Dr. Reyes-Santos is the author of Our Caribbean Kin: Race and Nation in the Neoliberal Antilles (Rutgers 2015), Sanadores (Buho 2021), and articles, essays, and op-eds in published in a variety of venues. The digital humanities project Caribbean Women Healers: Decolonizing Knowledge Within AfroIndigenous Traditions (2020) showcases interviews with healers, ethnobotanical resources, and curriculum and bibliographical resources ( It is being re-conceptualized to include Indigenous and Black healers and traditional ecological knowledge keepers in the U.S. Pacific Northwest. Her current manuscripts-in-progress propose a Black Diasporic approach to betrayals among kin emerging from racial, gender and environmental violence. These projects have been supported by grants and fellowships from Mellon Foundation, Meyer Memorial Trust, the Future of Minority Studies, The Dominican Research Institute, the Center for Puerto Rican Studies, the Center for the Study of Women in Society, Oregon Humanities Center, the Digital Scholarship Center, and the Jordan Schnitzer Museum of Art.
An award-winning teacher, her Ted-talk “Building Intercultural Communities” is used in higher ed and popular education to initiate guidelines for dialogue across difference.

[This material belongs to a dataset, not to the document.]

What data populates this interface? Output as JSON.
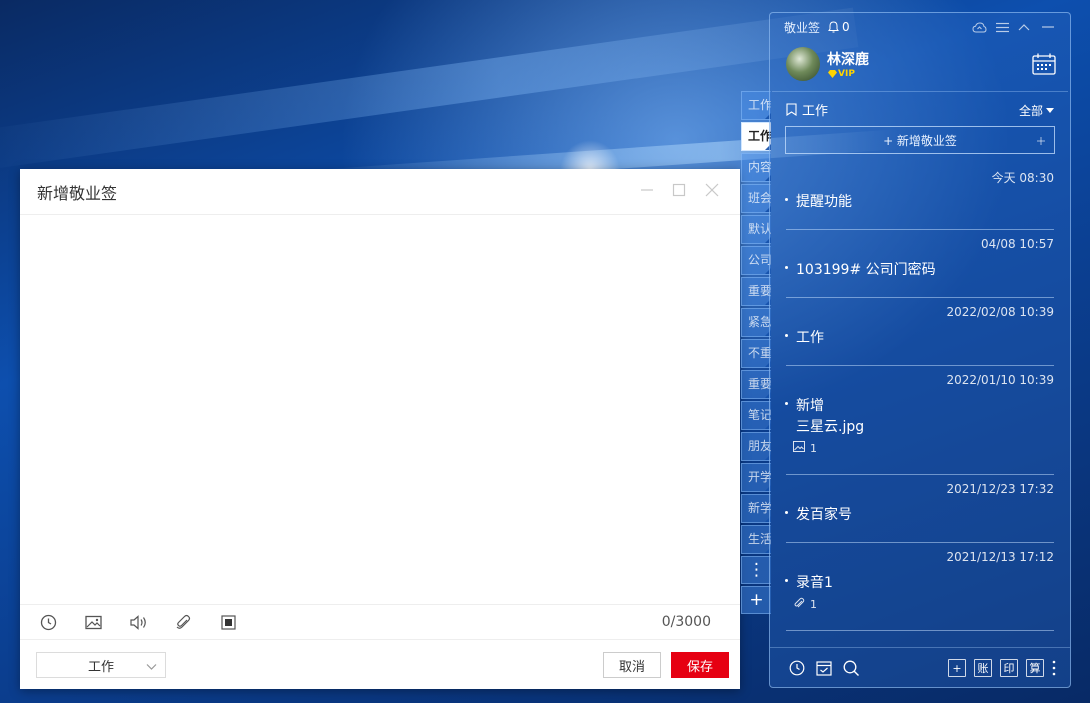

As a founding member of the Oregon Water Futures Collaborative, she continues to contribute to the articulation of a water justice agenda in the state and nationwide. After supporting a 330million dollars water package in 2022, OWF moved to its second outreach phase in 2022 as a collaboration between Willamette Partnership, Coalition of Communities of Color, Verde, Oregon Environmental Council, Oregon Voice, and UO’s Environmental and NaturalResources Law Center.